Trial Opens for Shannon Two, Tarak Kauff and Kenneth Mayers, in Dublin
The trial of the Shannon Two got off to a faster than expected start on Monday, moving through jury empanelment and the prosecution’s opening four witnesses.
The two, Ken Mayers and Tarak Kauff, were arrested March 17, 2019, at Shannon Airport for going onto the airfield to inspect U.S. military planes at the facility. They carried a banner that said, “U.S. Military Veterans Say: Respect Irish Neutrality; U.S. War Machine Out of Shannon.” Millions of U.S. troops have been moved through Shannon Airport since 2001 on their way to illegal wars in the Middle East, in violation of Irish neutrality and international law. Kauff and Mayers were attempting to either inspect the planes or to get Irish authorities to do so, but they were instead arrested.
The charges against Mayers and Kauff—criminal damage, trespass, and interfering with airport operations and safety—were read and they pleaded not guilty to all three.
The men, who are U.S. military veterans and members of Veterans For Peace, had already spent two weeks in prison after being denied bail immediately after their arrest. When they were finally granted bail, their passports were confiscated and they spent eight months in Ireland before their passports were returned and they could go home in early December.
During that time, the case was first moved up to the Circuit Court, assuring that they would get a jury trial, and then moved the venue from County Clare, where the airport is located, to Dublin.
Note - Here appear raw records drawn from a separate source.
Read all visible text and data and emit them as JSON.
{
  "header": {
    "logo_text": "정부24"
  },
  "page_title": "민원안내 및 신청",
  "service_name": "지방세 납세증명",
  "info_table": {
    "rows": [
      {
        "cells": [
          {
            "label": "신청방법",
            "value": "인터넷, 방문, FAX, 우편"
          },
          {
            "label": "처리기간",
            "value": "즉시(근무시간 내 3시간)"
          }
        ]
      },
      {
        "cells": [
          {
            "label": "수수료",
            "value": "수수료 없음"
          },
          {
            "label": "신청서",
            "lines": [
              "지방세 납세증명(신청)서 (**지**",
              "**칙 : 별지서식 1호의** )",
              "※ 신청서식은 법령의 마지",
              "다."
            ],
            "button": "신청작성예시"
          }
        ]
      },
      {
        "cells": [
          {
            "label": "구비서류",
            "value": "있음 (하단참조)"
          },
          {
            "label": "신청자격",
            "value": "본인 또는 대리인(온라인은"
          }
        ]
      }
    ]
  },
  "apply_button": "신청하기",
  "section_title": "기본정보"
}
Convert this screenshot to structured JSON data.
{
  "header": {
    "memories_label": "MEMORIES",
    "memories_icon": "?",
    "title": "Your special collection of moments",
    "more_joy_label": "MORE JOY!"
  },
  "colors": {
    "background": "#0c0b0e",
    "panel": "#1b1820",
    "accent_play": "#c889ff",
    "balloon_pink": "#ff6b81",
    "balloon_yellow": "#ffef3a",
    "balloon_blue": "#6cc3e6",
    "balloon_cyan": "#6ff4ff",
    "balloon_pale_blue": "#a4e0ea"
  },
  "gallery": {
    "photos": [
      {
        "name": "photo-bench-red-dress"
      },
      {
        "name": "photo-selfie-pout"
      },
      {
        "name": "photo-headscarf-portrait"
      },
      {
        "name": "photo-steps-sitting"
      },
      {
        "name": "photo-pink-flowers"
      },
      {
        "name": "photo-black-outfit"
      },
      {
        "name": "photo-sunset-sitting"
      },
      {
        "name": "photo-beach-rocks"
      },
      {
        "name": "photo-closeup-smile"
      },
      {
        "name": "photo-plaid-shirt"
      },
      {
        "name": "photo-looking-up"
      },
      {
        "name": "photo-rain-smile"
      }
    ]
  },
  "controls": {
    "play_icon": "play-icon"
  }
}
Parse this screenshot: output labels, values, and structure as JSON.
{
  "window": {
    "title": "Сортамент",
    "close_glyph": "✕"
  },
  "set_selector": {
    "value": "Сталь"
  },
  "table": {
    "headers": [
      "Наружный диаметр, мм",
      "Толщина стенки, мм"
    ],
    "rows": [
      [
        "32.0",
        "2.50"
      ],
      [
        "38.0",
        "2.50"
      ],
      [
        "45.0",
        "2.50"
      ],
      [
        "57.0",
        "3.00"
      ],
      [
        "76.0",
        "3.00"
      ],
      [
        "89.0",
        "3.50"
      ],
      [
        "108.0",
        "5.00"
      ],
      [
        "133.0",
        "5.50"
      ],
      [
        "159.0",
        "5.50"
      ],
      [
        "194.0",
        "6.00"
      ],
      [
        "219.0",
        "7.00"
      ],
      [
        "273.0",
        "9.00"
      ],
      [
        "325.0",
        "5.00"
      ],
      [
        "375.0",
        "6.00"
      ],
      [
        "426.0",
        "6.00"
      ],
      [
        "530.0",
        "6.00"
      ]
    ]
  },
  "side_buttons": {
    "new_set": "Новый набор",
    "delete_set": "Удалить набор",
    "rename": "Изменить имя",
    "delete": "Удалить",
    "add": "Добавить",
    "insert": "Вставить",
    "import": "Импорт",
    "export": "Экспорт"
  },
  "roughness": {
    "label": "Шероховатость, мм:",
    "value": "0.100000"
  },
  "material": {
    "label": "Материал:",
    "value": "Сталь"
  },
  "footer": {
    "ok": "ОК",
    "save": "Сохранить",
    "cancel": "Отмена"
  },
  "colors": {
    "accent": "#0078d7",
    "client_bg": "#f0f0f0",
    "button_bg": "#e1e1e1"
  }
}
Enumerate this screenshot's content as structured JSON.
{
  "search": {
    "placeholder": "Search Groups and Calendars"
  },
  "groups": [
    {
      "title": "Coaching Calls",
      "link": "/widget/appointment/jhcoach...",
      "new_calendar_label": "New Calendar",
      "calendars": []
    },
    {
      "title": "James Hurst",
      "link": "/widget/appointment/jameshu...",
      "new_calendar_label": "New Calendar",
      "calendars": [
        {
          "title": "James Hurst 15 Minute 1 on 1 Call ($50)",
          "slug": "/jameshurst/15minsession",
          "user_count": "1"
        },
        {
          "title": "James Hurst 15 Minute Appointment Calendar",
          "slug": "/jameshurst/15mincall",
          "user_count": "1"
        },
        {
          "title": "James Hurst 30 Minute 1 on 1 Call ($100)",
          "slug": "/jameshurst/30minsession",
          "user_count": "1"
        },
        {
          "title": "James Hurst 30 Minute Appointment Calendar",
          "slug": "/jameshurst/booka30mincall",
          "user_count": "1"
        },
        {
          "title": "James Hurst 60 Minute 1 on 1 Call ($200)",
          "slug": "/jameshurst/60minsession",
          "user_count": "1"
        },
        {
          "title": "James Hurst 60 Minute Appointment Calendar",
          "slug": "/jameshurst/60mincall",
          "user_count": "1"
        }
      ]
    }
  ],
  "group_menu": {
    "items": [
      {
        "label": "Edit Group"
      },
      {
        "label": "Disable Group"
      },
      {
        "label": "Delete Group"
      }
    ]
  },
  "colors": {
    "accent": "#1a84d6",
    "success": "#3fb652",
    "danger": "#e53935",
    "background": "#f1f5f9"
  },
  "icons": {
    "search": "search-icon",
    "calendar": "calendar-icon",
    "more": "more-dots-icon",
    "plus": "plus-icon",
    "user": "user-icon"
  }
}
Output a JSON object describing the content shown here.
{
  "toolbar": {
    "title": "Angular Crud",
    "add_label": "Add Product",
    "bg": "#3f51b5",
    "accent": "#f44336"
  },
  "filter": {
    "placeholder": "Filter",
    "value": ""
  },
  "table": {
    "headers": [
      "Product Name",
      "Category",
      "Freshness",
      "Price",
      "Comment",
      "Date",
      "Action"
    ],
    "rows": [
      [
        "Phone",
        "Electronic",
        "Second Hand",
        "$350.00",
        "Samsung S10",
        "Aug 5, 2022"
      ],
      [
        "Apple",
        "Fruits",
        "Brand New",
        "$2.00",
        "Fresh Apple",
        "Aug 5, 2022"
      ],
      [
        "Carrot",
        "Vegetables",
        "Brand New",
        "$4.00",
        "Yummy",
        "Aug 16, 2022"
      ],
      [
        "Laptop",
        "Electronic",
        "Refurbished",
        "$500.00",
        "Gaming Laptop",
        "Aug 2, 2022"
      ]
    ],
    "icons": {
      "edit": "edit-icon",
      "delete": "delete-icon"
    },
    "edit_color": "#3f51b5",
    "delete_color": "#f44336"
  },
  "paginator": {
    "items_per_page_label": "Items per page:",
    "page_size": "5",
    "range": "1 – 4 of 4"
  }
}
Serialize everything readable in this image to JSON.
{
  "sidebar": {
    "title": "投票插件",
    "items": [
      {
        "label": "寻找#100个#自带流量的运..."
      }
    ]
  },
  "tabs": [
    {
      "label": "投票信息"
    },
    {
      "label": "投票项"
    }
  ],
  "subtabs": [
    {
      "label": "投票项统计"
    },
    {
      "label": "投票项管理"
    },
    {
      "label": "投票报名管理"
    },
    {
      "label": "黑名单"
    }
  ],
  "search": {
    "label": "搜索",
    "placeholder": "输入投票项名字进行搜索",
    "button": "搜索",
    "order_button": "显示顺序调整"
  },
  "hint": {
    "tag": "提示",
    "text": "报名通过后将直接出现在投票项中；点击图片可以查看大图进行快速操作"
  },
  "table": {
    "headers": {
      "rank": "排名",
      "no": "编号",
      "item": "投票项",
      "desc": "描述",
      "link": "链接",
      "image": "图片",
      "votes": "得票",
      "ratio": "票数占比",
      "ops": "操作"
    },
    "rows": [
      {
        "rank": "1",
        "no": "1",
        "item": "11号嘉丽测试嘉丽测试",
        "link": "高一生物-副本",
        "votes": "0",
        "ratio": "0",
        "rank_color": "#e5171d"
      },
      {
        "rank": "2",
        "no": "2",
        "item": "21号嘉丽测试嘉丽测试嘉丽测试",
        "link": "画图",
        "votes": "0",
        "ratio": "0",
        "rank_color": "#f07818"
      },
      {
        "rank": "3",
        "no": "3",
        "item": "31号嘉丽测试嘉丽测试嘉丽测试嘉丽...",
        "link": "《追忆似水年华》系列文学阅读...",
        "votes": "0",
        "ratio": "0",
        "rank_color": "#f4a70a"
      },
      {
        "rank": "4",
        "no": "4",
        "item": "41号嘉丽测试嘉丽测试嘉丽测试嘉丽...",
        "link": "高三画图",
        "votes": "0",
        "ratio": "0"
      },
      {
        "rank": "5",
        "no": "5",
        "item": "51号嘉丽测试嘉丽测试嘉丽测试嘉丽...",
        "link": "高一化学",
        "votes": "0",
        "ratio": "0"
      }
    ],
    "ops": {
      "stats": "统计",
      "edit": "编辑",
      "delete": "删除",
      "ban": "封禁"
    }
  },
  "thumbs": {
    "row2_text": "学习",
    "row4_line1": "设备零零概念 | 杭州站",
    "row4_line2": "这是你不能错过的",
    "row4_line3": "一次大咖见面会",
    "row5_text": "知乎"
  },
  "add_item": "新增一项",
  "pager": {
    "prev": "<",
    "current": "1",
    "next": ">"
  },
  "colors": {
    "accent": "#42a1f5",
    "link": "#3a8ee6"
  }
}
On the opening day of the trial, jury selection was interrupted for nearly half an hour when one juror asserted his right to take the oath in the Irish language and the court officer could not find the appropriate text. After much searching online and elsewhere, an old book was produced that had the required text.
After the jury was empanelled and the judge gave some instruction regarding their role, the prosecution opened their case. Barrister Tony McGillicuddy laid out the charges, and told jury members that they were the sole arbiter of fact in the case. Before McGillicuddy began calling witnesses, the two defense barristers, Carol Doherty for Kauff and Michael Hourigan for Mayers, both stipulated that the defense was not contesting that Kauff and Mayers had “been involved in the making of an opening in the perimeter fence,” and that they had indeed entered the “curtilage” (surrounding land) of the airport. The defense was hoping to move quickly through the uncontested areas of fact to what they view as the main point of the trial—putting the U.S. war machine, and Ireland’s complicity in it, on trial.
Kauff and Mayers have a different view of what the trial should be about. “The purpose is to, in our own way, put the government and the U.S. military on trial for killing people and animals, destroying the environment, and betraying the Irish people’s concept of their own neutrality,” said Kauff. “U.S. warmaking is literally destroying this planet, and I don’t want to be silent about it.”
Several peace activists attended the trial. More supporters are expected when the case continues tomorrow at 11 am at the Circuit Criminal Court, Parkgate Street, Dublin 8.